If you are working with watery broadband, then sometimes you might run into a situation where someone sends you a massive bunch of files, and these will take you all day to download.
It is useful for to be able to download large or huge multiples of files in a few seconds to our server (which has a big thick 100MBPS datapipe feeding it), so that we can extract the files and grab the individual bits we need, or send them to our colleagues.
The description below will allow you to download a WeTransfer zip file direct to your server, using a terminal window, such as PuTTy, or whatever your command line tool of choice may be.
How to Download WeTransfer Files to your Server
So, you’ve been sent a WeTransfer link from a colleague or supplier with all the files you need. Click this link to visit WeTransfer.
Step 1 – Get the Direct Download Link
You need the direct download link, which also has a few bits and bobs in it to tell AWS (WeTransfer uses AWS) which file you need to download and that you are allowed to do so.
Note- this is for Google Chrome browser
These instructions presuppose you are using the Chrome browser.
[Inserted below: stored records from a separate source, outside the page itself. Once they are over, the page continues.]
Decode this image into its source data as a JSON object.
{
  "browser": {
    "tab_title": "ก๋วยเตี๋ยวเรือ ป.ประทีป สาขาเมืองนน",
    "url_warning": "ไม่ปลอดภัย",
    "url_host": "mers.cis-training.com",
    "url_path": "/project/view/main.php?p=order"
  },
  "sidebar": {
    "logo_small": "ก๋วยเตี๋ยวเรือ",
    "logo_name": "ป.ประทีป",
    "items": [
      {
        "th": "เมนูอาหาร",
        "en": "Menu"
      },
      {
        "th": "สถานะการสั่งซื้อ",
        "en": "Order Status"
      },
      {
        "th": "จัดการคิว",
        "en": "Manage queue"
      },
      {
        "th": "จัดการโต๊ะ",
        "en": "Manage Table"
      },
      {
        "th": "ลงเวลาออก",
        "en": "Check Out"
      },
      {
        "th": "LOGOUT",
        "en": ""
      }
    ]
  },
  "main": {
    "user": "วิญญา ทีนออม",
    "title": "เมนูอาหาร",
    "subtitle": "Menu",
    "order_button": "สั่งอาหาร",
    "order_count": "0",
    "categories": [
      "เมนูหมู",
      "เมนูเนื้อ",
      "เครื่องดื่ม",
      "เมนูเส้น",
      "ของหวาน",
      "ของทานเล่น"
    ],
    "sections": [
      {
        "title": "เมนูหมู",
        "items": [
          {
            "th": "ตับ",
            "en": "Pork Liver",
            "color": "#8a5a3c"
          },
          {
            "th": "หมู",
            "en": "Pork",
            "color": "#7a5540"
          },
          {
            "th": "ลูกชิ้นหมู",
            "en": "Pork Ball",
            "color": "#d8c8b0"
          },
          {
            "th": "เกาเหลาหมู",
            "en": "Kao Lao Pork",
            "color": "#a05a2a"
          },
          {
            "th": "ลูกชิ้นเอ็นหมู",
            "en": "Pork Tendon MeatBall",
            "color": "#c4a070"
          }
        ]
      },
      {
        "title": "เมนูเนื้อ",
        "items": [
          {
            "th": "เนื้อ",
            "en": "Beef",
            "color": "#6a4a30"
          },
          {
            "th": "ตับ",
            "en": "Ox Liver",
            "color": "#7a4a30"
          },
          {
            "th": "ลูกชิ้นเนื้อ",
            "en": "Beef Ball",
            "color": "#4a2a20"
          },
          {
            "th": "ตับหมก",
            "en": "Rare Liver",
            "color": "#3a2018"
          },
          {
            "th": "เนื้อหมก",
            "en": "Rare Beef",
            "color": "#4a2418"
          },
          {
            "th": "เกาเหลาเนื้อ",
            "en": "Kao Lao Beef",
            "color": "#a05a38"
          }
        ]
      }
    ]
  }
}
Other browsers are available, but may require different process.
How to get the direct download link in Chrome
To get the direct download link, click on the WeTransfer download button, to kick off the file downloading. Don’t worry, you don’t need to wait 4 days, or whatever it says, we just need to get WeTransfer to generate the necessary tokens.
Then press Ctrl J to visit your downloads screen in Chrome.
Step 2 – Copy the link address & paste into a text editor
Here you will see the file that is downloading – the file name, and below that, the whole download link. This is what we need. The link. Right click it and click “copy link address”.
Paste that link into a Notepad or the text editor of your choice.
NOTE you will want to work fairly fast, as these download links will expire within a few minutes!
Step 3 – Open your Terminal and issue a wget command
Next open up your Terminal (PuTTy) and navigate to the place you would like to download these files to. I usually use a new folder below the webroot for this, so I know where I put things!
Then use the following command:
wget --user-agent Mozilla/4.0 '[YOURWETRANSFERLINK]' -O [FILENAMEYOUWANTFORZIP]
This should kick off a download. If your server is as fast as ours, it should grab a Gigabyte of data in about 10-30 seconds. Which is nicer than waiting several days if your broadband speed is slow.
Leave a comment if this worked for you!
Make us happy about posting, then editing, then improving this tutorial by saying how darned useful it was to you. Just because it will maybe give us warm and fuzzy feelings on a dull and dreary morning one day.